MEMPHIS, Tenn. (WMC) - The flu season is off to its earliest start in more than a decade.
More than two million cases of the flu have already been reported nationwide.
“We have not even remotely seen the peak of flu season yet,” said Dr. Dale Criner, Saint Francis Healthcare.
Doctors across the Mid-South are keeping busy with no end in sight.
“Starting to see all age groups come. Within the last week, we've seen children under the age of six months and patients from the nursing home with influenza,” said Criner.
Criner says this flu season has been different than years past.
“It never really stopped. We saw cases throughout the summer, previously in June or July. We just didn't see any flu activity. And this year there were a few cases sporadically, so we actually looked at the state database and that was the case across the state where will still had some cases,” said Criner.
The CDC lists Tennessee, Arkansas and Mississippi as states with high levels of flu activity.
The Arkansas Department of Health reports seven deaths so far this flu season.
The CDC estimates more than a thousand flu-related deaths nationwide.
“Some people will have a lower grade temperature, body aches, cough, nausea -- like a bad cold. Other people will be literally bed confined that they are so weak that they vomit profusely their fever gets up to 103, 104,” said Criner.
There are different kinds of flu viruses.
The CDC reports that current flu activity is being caused mostly by the influenza B virus.
Which they say is unusual for this time of the year.
“Not too late at all, by any stretch of the imagination to get a flu shot.
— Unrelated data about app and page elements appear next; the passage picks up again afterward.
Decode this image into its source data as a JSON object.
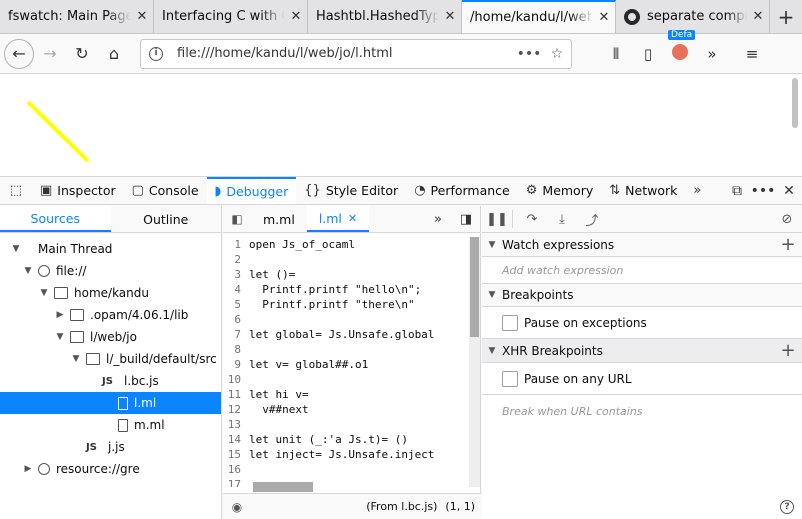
{
  "tabs": [
    {
      "title": "fswatch: Main Page",
      "active": false
    },
    {
      "title": "Interfacing C with OCaml",
      "active": false
    },
    {
      "title": "Hashtbl.HashedType",
      "active": false
    },
    {
      "title": "/home/kandu/l/web/jo/l.html",
      "active": true
    },
    {
      "title": "separate compilation",
      "active": false,
      "icon": "github-icon"
    }
  ],
  "newtab_label": "+",
  "url": "file:///home/kandu/l/web/jo/l.html",
  "extension_badge": "Defa",
  "page_line_color": "#ffff00",
  "devtools": {
    "tools": [
      {
        "label": "Inspector",
        "icon": "inspector-icon"
      },
      {
        "label": "Console",
        "icon": "console-icon"
      },
      {
        "label": "Debugger",
        "icon": "debugger-icon",
        "active": true
      },
      {
        "label": "Style Editor",
        "icon": "style-editor-icon"
      },
      {
        "label": "Performance",
        "icon": "performance-icon"
      },
      {
        "label": "Memory",
        "icon": "memory-icon"
      },
      {
        "label": "Network",
        "icon": "network-icon"
      }
    ]
  },
  "sources_tabs": {
    "sources": "Sources",
    "outline": "Outline"
  },
  "tree": [
    {
      "label": "Main Thread",
      "depth": 0,
      "arrow": "open",
      "icon": "thread"
    },
    {
      "label": "file://",
      "depth": 1,
      "arrow": "open",
      "icon": "globe"
    },
    {
      "label": "home/kandu",
      "depth": 2,
      "arrow": "open",
      "icon": "folder"
    },
    {
      "label": ".opam/4.06.1/lib",
      "depth": 3,
      "arrow": "closed",
      "icon": "folder"
    },
    {
      "label": "l/web/jo",
      "depth": 3,
      "arrow": "open",
      "icon": "folder"
    },
    {
      "label": "l/_build/default/src",
      "depth": 4,
      "arrow": "open",
      "icon": "folder"
    },
    {
      "label": "l.bc.js",
      "depth": 5,
      "arrow": "",
      "icon": "js"
    },
    {
      "label": "l.ml",
      "depth": 6,
      "arrow": "",
      "icon": "file",
      "selected": true
    },
    {
      "label": "m.ml",
      "depth": 6,
      "arrow": "",
      "icon": "file"
    },
    {
      "label": "j.js",
      "depth": 4,
      "arrow": "",
      "icon": "js"
    },
    {
      "label": "resource://gre",
      "depth": 1,
      "arrow": "closed",
      "icon": "globe"
    }
  ],
  "editor_tabs": [
    {
      "label": "m.ml",
      "active": false
    },
    {
      "label": "l.ml",
      "active": true,
      "close": "✕"
    }
  ],
  "code_lines": [
    {
      "n": "1",
      "text": "open Js_of_ocaml"
    },
    {
      "n": "2",
      "text": ""
    },
    {
      "n": "3",
      "text": "let ()="
    },
    {
      "n": "4",
      "text": "  Printf.printf \"hello\\n\";"
    },
    {
      "n": "5",
      "text": "  Printf.printf \"there\\n\""
    },
    {
      "n": "6",
      "text": ""
    },
    {
      "n": "7",
      "text": "let global= Js.Unsafe.global"
    },
    {
      "n": "8",
      "text": ""
    },
    {
      "n": "9",
      "text": "let v= global##.o1"
    },
    {
      "n": "10",
      "text": ""
    },
    {
      "n": "11",
      "text": "let hi v="
    },
    {
      "n": "12",
      "text": "  v##next"
    },
    {
      "n": "13",
      "text": ""
    },
    {
      "n": "14",
      "text": "let unit (_:'a Js.t)= ()"
    },
    {
      "n": "15",
      "text": "let inject= Js.Unsafe.inject"
    },
    {
      "n": "16",
      "text": ""
    },
    {
      "n": "17",
      "text": ""
    }
  ],
  "editor_footer": {
    "from": "(From l.bc.js)",
    "position": "(1, 1)"
  },
  "right_pane": {
    "watch": {
      "title": "Watch expressions",
      "placeholder": "Add watch expression"
    },
    "breakpoints": {
      "title": "Breakpoints",
      "pause_exceptions": "Pause on exceptions"
    },
    "xhr": {
      "title": "XHR Breakpoints",
      "pause_any_url": "Pause on any URL",
      "placeholder": "Break when URL contains"
    }
  }
}
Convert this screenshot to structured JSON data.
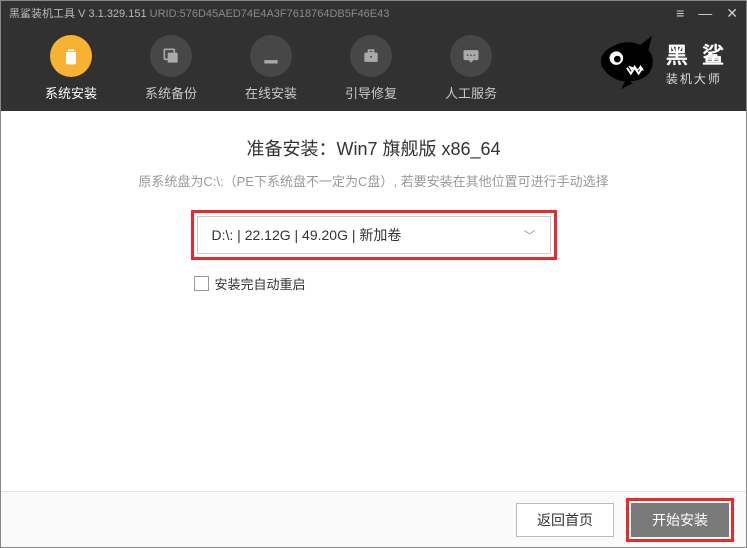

It's very important to do so. It takes about a week or two weeks to get full immunity,” said Criner.
If you do get the flu, Dr. Criner says the best thing to do is stay hydrated and treat your symptoms.